All the major dictionaries say that exercise, when denotes a physical activity, is an uncountable noun.

Swimming is good exercise. (OALD)

Cycling to work is good exercise. (Cambridge Dictionary)

Longman Dictionary of Common errors explained and I quote, "Exercise (uncountable) = physical activity such as walking, swimming etc".

Exercise (countable) = A movement or set of movements.

Is it wrong to say "Swimming is a good exercise"?

3 Answers 3


I wouldn't say that "Swimming is a good exercise" was completely wrong, though I think more natural would be "Swimming is a good form of exercise".

What the dictionary is getting at, rather than swimming as a general form of exercise, is things like push-ups, or burpees, that are a specific form of exercise, where it is possible/natural to say "Burpees are a good exercise to do for {reasons}"

  • This doesn't really answer the question about uncountable nouns, and your example of "burpees" is used in the plural without any explanation.
    – user103227
    Commented Jan 29, 2020 at 13:55
  • 1
    "Swimming is a good exercise." is not grammatical.
    – Lambie
    Commented Jan 29, 2020 at 14:04
  • 2
    @Lambie It sounds natural to me... there could be an argument that it is ambiguous (an exercise in what?) but I don't see how it is ungrammatical. You can say "Swimming is a sport", and you can say "good exercise", so why not together?
    – Astralbee
    Commented Jan 29, 2020 at 14:20
  • 1
    Of course,swimming is a sport. But not: Swimming is "a good exercise". Every single bone in my language body says no, no and no. If you said, "Swimming is a good exercise in self-discipline", fair enough. X is good exercise [swimming,running, playing tennis, etc. etc. etc.]
    – Lambie
    Commented Jan 29, 2020 at 14:29
  • According to Lomgman Dictionary of Common Errors, "Swimming is a good exercise" is ungrammatical. There logic is that it is uncountable when it denotes a physical activity.
    – Hunter
    Commented Jan 29, 2020 at 14:54
  • Swimming is good exercise. No article [uncountable]
  • Horseback riding is good exercise. [No article, uncountable]
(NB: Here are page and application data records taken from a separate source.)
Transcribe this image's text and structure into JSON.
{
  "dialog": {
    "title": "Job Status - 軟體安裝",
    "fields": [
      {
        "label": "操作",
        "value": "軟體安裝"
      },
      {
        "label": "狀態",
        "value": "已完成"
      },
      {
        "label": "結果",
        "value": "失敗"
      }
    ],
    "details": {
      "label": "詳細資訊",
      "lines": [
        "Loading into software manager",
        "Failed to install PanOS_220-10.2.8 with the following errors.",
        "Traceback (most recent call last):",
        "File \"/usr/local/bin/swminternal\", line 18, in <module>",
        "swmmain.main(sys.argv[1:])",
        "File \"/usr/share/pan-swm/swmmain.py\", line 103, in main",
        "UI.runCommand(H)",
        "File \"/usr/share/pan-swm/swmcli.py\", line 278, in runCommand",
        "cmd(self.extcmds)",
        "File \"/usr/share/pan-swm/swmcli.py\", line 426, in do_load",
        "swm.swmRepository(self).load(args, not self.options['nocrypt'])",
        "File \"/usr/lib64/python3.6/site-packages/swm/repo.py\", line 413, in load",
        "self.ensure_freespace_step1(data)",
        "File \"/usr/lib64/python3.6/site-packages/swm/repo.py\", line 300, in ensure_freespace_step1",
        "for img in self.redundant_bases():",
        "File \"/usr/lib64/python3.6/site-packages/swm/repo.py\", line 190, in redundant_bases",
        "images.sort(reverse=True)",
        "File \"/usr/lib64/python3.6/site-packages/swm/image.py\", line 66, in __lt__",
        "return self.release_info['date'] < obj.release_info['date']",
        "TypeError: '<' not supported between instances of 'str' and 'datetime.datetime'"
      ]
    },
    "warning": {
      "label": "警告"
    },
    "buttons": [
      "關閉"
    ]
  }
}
  • I do my exercises every morning. [countable]

  • They did their warm-up exercises before running. [countable]

  • Answering questions about English is not a fun exercise. [countable]

  • But exercising one's brain is a good idea. [uncountable]

Just as shown in the dictionary quoted in the question.

"Swimming is good exercise." should not have an article.

Suggestion: Google "is good exercise" and you will get many activities that are.

  • Even uncountable nouns can be preceded by the definite article, so why can't this one? What I'm saying is, exercising isn't a noun here, and it makes no sense to label it as one. Further, you'd say, for instance, consistently exercising one's brain, i.e. you'd use an adverb; you wouldn't say consistent exercising one's brain (an adjective). It's obviously not a noun.
    – user3395
    Commented Jan 30, 2020 at 22:28
  • There can't be a the because it's not a noun. Some ing forms are nouns, some are verbs. See this answer for more info on how to differentiate between them.
    – user3395
    Commented Jan 30, 2020 at 22:38
  • @userr2684291 examples like mine: Playing [noun]chess is fun. Swimming [noun]is fun. Biking [noun] is also fun. Plagiarizing [noun] is not a good idea. I am terribly sorry to say that you are mistaken. In my mini-dialogue there is no "the". – Those are all nouns. So is Shakespeare's The Taming of the Shrew, which does take a "the" as does: The Crying of Lot 49, a book by Thomas Pyncheon. But I won't go into the rules for that here...
    – Lambie
    Commented Jan 30, 2020 at 22:41

Generally your definition of exercises is correct - they are uncountable if they are not already plural. Swimming, Cycling, Running are all uncountable nouns.

However, I'd be hesitant to say all exercises are uncountable nouns - are situps and weights not forms of exercise?

You can count situps:

I did 100 situps this morning.

I can barely manage 1 situp, let alone 100.

Perhaps it is more accurate to say that if the name of the exercise is the same as the present participle of the verb (as in the case of swimming and running) then it is an uncountable noun.

So yes, your example is correct:

Swimming is good exercise

As would be:

Situps are good exercise.


You must log in to answer this question.

Not the answer you're looking for? Browse other questions tagged .